Here’s another example:
A hospital Covid-19 vaccination team shows up at the emergency room to inoculate employees who haven’t received their shots.
Finding just a few, the team is about to leave when an ER doctor suggests they give the remaining doses to vulnerable patients or nonhospital employees. The team refuses, saying that would violate hospital policy and state guidelines.
Incensed, the doctor works his way up the hospital chain of command until he finds an administrator who gives the OK for the team to use up the rest of the doses.
But by the time the doctor tracks down the medical team, its shift is over and, following protocol, whatever doses remained are now in the garbage.
Isolated incident? Not a chance, Dr. Ashish Jha, dean of the Brown University School of Public Health, told NBC News.
“This kind of thing is pretty rampant,” Jha said. “I have personally heard stories like this from dozens of physician friends in a variety of different states. Hundreds, if not thousands, of doses are getting tossed across the country every day. It’s unbelievable.”
People consistently underestimate the responsiveness of industries to market signals. I’d be happy to pay $2000 to get a vaccine today, rather than have to wait a few months. Yes, health care workers are overworked. But if I offered a nurse $2000 to give me a jab on the way home from a grueling 12-hour shift, would he refuse?
People gave Charles Barkley a hard time for suggesting that NBA players should get priority. But why not? They are highly productive. I don’t recall many people criticizing President Trump for getting special treatment when he contracted Covid, and I’d say the average NBA player is more productive than Donald Trump. So why the double standard? BTW, if the NBA shuts down then lots of average workers also lose their jobs.
I could understand the “social solidarity” argument against a free market if this were a zero sum game. But as Israel has demonstrated, the inefficient distribution of vaccines is a negative 80% game, that is, we are vaccinating 80% smaller share of our population than Israel. Yes, eventually we’ll catch-up. But time is of the essence.

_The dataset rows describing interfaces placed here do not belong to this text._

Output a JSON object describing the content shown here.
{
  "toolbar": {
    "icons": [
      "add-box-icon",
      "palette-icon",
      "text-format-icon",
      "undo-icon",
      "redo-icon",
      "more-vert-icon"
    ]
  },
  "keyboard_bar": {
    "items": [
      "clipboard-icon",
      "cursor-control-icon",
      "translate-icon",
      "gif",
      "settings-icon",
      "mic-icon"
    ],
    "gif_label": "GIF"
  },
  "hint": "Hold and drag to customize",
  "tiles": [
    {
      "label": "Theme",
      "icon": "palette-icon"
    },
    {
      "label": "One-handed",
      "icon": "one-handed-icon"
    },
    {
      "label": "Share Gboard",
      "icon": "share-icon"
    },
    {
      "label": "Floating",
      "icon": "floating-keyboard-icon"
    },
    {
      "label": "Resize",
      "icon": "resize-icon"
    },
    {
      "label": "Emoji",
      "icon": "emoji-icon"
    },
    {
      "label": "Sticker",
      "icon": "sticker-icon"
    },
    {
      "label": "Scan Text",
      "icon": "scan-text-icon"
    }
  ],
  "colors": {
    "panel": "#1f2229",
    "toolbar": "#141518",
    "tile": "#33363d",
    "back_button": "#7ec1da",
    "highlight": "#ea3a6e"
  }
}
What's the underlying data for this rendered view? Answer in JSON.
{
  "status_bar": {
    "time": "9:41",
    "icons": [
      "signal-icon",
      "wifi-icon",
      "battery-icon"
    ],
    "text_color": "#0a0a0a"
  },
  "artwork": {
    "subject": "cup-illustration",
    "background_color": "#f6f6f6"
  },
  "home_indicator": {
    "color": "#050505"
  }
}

Under a free market, most people would receive vaccines sooner than under our current system. Thousands of lives would be saved. Perhaps it might seem a bit less “fair”, but what is fair about needlessly killing thousands of people just to be politically correct? The price would likely fall sharply once the first few tens of millions were vaccinated. And if there are some people too poor to pay for vaccines, then we have public charities like Medicaid and private charities like the Bill Gates Foundation. As the Maoist experiment in China demonstrated, egalitarian intentions are not enough—you need incentives to produce goods and services.
People seem almost hardwired to resist the idea of deregulating health care. Whenever there is a problem, they instinctively reach for even more regulation. The FT has a long article discussing all the ways that bureaucrats have screwed up the distribution of vaccines, which ends as follows:
But some worry it is too late for money to have much of an impact and argue that the federal government should take control of the process rather than leaving it to states.
“The federal government could send a few thousand vaccinators,” Ashish Jha, dean of the Brown University school of public health. “They have a public health workforce. They’re just not for reasons that neither I nor the states can figure out.”
So the federal government has completely screwed up “for reasons that neither I nor the states can figure out” and thus we can conclude that “the federal government should take control of the process”? Hmmm.
Here’s another thought. Doesn’t this quote suggest that capacity limits are not the core problem? We have “thousands” of vaccinators who are available but for some strange reason are not being used.
This is the whole point of markets. To connect up desperate consumers with unmotivated providers. The price system will provide the motivation that providers need to speed up the process. You may find free markets in health care to be distasteful, but you should find thousands of needless deaths to be even more distasteful.